  • Examine a few syllabi for DAM related courses and topics, and you will often be rewarded with links to seminal research articles, recommended reading, blogs, conferences, presentations, and more. This can also be an excellent way to quickly profile and monitor DAM related topics, as well as identify relevant researchers, industry leaders, publications, terminology, issues, and challenges. Over time, you can even discover trends within the disciplines and fields themselves (assuming the institution you’re researching updates their curricula frequently in response to industry demands). Here are some of my favorite sources to start with:
  • Discover pearls of DAM wisdom within scholarly hubs and open access publications such as:
  • Take advantage of free or low cost DAM related resources and education available through LIS organizations, including:
    • ASIS&T (Association for Information Science and Technology)
    • LITA (Library and Information Technology Association)
    • SAA (Society of American Archivists)
    • AMIA (Association of Moving Image Archivists)
    • MCN (Museum Computer Network)
    • SPECTRUM DAM Resources (Collections Trust)
    • VRA (Visual Resources Association)
  • And of course, don’t forget about national libraries, many of which are involved in setting standards and best practices, exploring emerging technologies, and sharing educational resources.

Whether you work alone as a DAM Superhero or as part of a DAM team, the practice of digital asset management presents many universal challenges across all industries, as well as more specific strategies and solutions that can likely be adapted within diverse environments.
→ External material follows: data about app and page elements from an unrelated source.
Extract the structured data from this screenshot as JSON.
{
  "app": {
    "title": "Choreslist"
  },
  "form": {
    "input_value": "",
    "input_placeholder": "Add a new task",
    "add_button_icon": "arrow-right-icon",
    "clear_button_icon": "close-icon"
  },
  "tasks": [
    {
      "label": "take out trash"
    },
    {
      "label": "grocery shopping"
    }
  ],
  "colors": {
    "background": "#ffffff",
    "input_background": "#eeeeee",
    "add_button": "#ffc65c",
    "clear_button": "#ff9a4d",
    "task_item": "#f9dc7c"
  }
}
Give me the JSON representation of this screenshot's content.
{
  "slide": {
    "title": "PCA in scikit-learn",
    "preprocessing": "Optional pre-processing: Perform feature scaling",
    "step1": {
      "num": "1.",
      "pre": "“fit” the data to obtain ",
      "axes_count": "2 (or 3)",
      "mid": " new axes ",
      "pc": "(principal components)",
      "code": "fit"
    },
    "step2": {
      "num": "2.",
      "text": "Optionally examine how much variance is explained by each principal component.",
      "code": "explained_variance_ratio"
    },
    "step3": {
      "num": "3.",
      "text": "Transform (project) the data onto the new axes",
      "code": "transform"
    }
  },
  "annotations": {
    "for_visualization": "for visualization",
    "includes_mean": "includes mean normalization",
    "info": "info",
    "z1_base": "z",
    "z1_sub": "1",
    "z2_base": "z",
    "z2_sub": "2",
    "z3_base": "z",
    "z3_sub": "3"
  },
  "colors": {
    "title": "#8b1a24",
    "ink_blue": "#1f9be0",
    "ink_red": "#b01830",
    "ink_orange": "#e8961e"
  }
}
When you’re faced with your next DAM challenge, don’t reinvent the wheel…leverage the collective intelligence of the entire DAM community!

About Deb Fanslow
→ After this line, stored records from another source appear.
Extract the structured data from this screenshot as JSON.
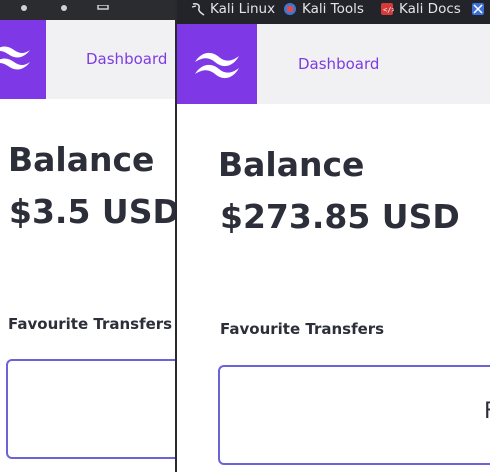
{
  "bookmarks": [
    {
      "label": "Kali Linux",
      "icon": "kali-dragon-icon"
    },
    {
      "label": "Kali Tools",
      "icon": "kali-tools-icon"
    },
    {
      "label": "Kali Docs",
      "icon": "kali-docs-icon"
    },
    {
      "label": "",
      "icon": "kali-forums-icon"
    }
  ],
  "back_window": {
    "nav": {
      "link_label": "Dashboard"
    },
    "balance": {
      "title": "Balance",
      "amount": "$3.5 USD"
    },
    "favourites": {
      "title": "Favourite Transfers"
    }
  },
  "front_window": {
    "nav": {
      "link_label": "Dashboard"
    },
    "balance": {
      "title": "Balance",
      "amount": "$273.85 USD"
    },
    "favourites": {
      "title": "Favourite Transfers",
      "card_partial_text": "F"
    }
  },
  "colors": {
    "brand": "#7e38e6",
    "link": "#7d3ce0",
    "card_border": "#6b63d8",
    "text": "#2c2f39"
  }
}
Deb has over 7 years of experience in information management within the library, museum, and education fields. She specializes in Digital Asset Management (DAM), which is informed by working in the trenches for 13 years as a graphic designer within the publishing industry. She participates in the DAM industry as a Board Member of the DAM Foundation, the founder and head curator of The DAM Directory, and a co-organizer of the NYC DAM Meetup. Deb is a contributing writer for DAM News, and has also worked behind the scenes on various DAM educational initiatives, including DAM Guru Program and the #LearnDAM initiative.

Deb has been a DAM Guru Program member since February, 2014. Connect with her on LinkedIn.


Read more from the “Librarian Tips for DAM Managers” DAM Guru Program series »

LearnDAM-Logo-75x75DAM Guru Program recognizes this article as worthy of the #LearnDAM designation for materials that provide genuine digital asset management education without sales agendas. Search #LearnDAM on Google for more materials.

Guru Call: USA

USA FlagLooking for a Guru in Chicago, IL. Member seeking some advice on digital asset management industry.

DGP member’s inquiry is about how an MLIS degree could help them advance a potential DAM career. Looking to speak to those who have an MLIS and have achieved a position as a DAM manager in the industry.

Available DAM Guru members who are able to help may reach out to their program manager for more details.

Not yet a member? Signup: signup

#GuruCall